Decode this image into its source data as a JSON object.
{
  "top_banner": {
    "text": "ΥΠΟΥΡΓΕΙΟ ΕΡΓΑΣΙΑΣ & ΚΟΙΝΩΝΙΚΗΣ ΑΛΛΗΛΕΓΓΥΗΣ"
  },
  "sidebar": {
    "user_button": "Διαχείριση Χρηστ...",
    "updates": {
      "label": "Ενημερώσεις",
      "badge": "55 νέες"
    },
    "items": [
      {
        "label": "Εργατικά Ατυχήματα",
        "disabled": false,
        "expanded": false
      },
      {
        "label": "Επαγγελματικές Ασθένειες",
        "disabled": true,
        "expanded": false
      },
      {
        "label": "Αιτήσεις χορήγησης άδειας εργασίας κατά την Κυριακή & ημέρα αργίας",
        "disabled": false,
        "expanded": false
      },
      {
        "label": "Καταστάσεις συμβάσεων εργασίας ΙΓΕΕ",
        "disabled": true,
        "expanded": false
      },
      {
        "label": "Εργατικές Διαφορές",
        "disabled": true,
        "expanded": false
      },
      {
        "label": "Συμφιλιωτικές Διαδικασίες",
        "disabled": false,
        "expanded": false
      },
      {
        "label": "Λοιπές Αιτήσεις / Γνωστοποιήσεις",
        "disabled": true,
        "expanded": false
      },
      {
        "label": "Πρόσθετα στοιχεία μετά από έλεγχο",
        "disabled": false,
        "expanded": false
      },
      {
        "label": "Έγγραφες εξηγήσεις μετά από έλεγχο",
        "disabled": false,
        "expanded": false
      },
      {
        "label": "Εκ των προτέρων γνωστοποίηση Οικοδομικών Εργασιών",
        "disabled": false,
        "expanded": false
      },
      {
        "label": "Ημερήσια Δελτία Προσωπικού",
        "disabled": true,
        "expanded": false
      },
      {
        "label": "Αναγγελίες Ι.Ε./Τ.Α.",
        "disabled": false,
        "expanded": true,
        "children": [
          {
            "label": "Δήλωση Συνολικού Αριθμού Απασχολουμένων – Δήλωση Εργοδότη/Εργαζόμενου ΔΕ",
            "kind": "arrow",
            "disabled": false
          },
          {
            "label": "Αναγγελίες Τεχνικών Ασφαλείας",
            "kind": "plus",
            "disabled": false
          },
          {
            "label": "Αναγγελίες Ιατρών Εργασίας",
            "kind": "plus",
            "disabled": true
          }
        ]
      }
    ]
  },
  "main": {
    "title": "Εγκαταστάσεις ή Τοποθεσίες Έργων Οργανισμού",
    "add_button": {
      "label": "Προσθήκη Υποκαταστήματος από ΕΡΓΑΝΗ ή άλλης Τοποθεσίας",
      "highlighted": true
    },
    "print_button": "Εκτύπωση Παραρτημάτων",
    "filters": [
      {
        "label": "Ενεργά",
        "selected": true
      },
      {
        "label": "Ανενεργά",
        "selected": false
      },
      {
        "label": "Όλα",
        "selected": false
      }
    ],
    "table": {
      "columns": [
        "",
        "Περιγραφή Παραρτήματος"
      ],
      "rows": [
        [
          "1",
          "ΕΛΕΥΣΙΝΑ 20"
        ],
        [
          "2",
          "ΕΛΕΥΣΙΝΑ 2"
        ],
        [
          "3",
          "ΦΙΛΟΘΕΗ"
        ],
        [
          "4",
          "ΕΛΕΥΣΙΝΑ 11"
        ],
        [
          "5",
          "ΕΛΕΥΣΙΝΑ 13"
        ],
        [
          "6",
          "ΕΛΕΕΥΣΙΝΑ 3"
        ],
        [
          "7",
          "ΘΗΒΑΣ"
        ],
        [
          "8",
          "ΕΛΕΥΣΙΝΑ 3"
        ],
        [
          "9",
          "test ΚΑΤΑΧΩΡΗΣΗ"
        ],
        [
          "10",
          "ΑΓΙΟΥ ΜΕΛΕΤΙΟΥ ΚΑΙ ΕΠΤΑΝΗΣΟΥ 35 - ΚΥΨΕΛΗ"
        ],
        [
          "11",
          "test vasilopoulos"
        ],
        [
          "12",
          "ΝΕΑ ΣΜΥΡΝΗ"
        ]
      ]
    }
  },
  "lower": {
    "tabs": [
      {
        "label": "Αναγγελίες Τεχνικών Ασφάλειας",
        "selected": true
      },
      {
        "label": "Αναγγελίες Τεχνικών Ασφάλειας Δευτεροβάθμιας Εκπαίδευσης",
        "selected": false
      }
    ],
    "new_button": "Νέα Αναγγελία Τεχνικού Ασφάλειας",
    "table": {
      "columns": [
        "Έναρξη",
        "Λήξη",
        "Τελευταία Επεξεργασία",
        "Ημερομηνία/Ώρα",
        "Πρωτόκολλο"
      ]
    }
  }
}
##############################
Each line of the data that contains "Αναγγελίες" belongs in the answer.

*Task solution:*
        "label": "Αναγγελίες Ι.Ε./Τ.Α.",
            "label": "Αναγγελίες Τεχνικών Ασφαλείας",
            "label": "Αναγγελίες Ιατρών Εργασίας",
        "label": "Αναγγελίες Τεχνικών Ασφάλειας",
        "label": "Αναγγελίες Τεχνικών Ασφάλειας Δευτεροβάθμιας Εκπαίδευσης",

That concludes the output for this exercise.